_Work to be completed_: Scan the data beneath this task and copy each line that includes "Петербург".

═══ Data section

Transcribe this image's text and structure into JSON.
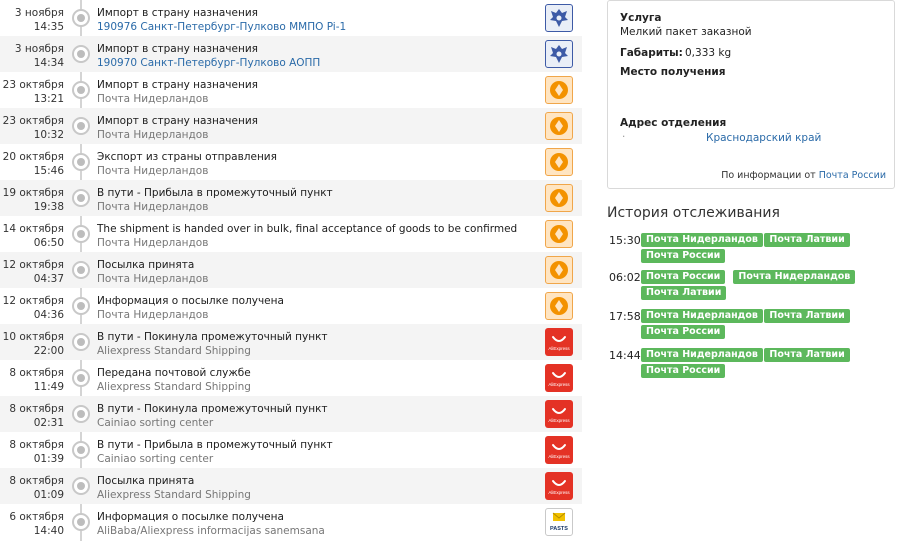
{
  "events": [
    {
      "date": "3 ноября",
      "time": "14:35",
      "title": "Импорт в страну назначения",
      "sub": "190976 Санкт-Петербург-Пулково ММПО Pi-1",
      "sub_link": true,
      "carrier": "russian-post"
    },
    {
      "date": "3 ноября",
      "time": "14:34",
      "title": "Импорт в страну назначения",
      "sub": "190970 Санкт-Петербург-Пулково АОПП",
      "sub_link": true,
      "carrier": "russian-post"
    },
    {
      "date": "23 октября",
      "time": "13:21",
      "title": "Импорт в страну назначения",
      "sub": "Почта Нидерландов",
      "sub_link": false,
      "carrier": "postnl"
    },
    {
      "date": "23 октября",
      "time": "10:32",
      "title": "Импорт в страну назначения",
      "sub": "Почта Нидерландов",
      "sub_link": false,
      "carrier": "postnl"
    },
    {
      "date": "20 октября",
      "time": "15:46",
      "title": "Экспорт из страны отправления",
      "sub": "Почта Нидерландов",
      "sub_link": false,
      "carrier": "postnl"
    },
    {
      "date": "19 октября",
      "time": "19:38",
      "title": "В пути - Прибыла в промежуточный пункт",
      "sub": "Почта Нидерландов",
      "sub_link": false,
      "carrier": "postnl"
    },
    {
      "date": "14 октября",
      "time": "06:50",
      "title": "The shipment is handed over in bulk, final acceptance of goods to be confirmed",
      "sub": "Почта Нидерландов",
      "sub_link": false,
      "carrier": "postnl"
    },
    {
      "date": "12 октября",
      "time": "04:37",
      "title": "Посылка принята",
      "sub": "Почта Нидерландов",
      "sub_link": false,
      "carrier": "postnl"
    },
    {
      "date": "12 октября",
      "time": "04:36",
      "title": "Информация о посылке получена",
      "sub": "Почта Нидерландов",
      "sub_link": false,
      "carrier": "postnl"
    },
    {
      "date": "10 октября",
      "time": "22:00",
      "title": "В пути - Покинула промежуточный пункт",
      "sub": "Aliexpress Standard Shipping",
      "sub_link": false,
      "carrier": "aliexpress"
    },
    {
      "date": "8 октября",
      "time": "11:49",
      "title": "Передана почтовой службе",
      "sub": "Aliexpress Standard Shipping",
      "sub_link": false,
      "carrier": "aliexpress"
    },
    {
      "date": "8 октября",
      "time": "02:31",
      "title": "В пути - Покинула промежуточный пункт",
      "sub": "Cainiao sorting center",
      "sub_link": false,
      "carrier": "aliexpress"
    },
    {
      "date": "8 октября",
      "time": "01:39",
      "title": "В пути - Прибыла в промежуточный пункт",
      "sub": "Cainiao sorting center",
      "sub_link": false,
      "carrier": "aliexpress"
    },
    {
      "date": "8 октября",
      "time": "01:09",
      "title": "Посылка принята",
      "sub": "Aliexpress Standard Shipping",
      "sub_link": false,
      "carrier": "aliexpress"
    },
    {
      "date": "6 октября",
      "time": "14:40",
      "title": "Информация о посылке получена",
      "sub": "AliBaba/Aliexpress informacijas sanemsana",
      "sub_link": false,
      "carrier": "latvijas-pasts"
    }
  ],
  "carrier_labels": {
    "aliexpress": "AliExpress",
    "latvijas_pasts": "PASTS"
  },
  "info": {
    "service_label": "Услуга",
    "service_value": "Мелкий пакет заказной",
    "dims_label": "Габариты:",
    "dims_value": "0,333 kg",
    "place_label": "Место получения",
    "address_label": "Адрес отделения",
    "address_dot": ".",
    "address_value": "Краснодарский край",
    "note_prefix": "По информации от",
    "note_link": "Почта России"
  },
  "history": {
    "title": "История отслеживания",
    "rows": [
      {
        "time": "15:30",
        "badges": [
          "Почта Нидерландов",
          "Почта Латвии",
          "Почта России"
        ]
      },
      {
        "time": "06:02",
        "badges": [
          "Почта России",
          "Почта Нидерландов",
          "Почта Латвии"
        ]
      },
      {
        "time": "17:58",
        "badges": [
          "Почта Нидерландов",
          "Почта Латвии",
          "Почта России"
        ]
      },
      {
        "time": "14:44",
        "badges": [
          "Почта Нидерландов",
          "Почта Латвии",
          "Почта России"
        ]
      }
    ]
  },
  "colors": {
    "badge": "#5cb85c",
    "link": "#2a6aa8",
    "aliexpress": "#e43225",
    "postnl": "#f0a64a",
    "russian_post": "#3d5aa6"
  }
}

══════

_Output for this exercise_:
      "sub": "190976 Санкт-Петербург-Пулково ММПО Pi-1",
      "sub": "190970 Санкт-Петербург-Пулково АОПП",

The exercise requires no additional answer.